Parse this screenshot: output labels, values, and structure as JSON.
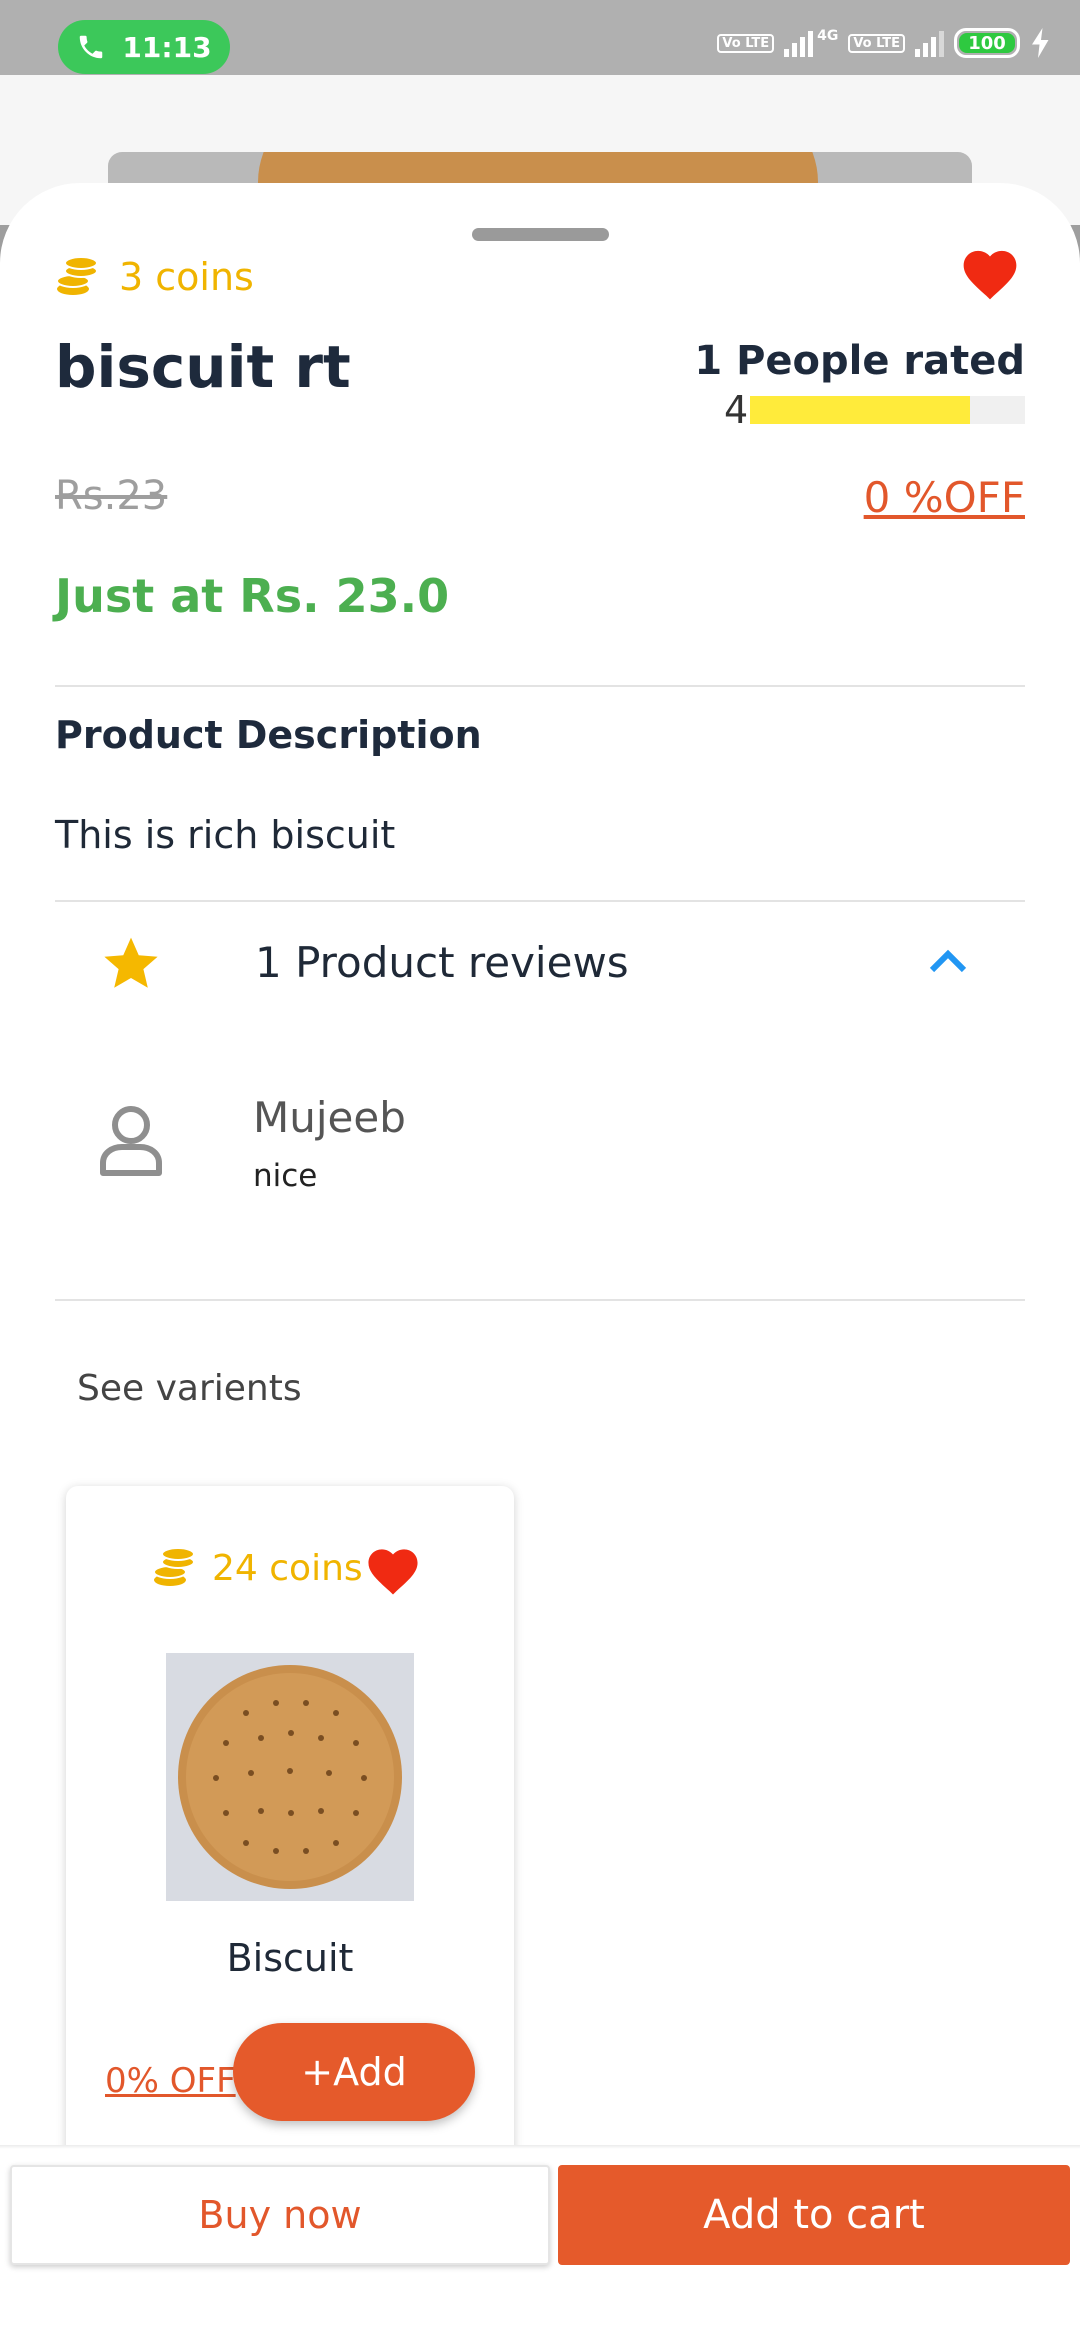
{
  "status_bar": {
    "time": "11:13",
    "network": "4G",
    "volte_label": "Vo LTE",
    "battery": "100"
  },
  "product": {
    "coins": "3 coins",
    "title": "biscuit rt",
    "people_rated": "1 People rated",
    "rating_value": "4",
    "rating_fraction": 0.8,
    "old_price": "Rs.23",
    "discount": "0 %OFF",
    "final_price": "Just at Rs. 23.0",
    "description_title": "Product Description",
    "description": "This is rich biscuit",
    "favorite": true
  },
  "reviews": {
    "summary": "1 Product reviews",
    "expanded": true,
    "items": [
      {
        "name": "Mujeeb",
        "text": "nice"
      }
    ]
  },
  "variants": {
    "heading": "See varients",
    "items": [
      {
        "coins": "24 coins",
        "name": "Biscuit",
        "discount": "0% OFF",
        "add_label": "+Add"
      }
    ]
  },
  "actions": {
    "buy_now": "Buy now",
    "add_to_cart": "Add to cart"
  },
  "colors": {
    "accent": "#e55a2b",
    "coins": "#f0b400",
    "price_green": "#4caf50",
    "heart": "#f02a12",
    "rating_bar": "#ffeb3b",
    "chevron": "#2196f3"
  }
}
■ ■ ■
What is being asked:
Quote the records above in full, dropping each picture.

Your response:
Parse this screenshot: output labels, values, and structure as JSON.
{
  "status_bar": {
    "time": "11:13",
    "network": "4G",
    "volte_label": "Vo LTE",
    "battery": "100"
  },
  "product": {
    "coins": "3 coins",
    "title": "biscuit rt",
    "people_rated": "1 People rated",
    "rating_value": "4",
    "rating_fraction": 0.8,
    "old_price": "Rs.23",
    "discount": "0 %OFF",
    "final_price": "Just at Rs. 23.0",
    "description_title": "Product Description",
    "description": "This is rich biscuit",
    "favorite": true
  },
  "reviews": {
    "summary": "1 Product reviews",
    "expanded": true,
    "items": [
      {
        "name": "Mujeeb",
        "text": "nice"
      }
    ]
  },
  "variants": {
    "heading": "See varients",
    "items": [
      {
        "coins": "24 coins",
        "name": "Biscuit",
        "discount": "0% OFF",
        "add_label": "+Add"
      }
    ]
  },
  "actions": {
    "buy_now": "Buy now",
    "add_to_cart": "Add to cart"
  },
  "colors": {
    "accent": "#e55a2b",
    "coins": "#f0b400",
    "price_green": "#4caf50",
    "heart": "#f02a12",
    "rating_bar": "#ffeb3b",
    "chevron": "#2196f3"
  }
}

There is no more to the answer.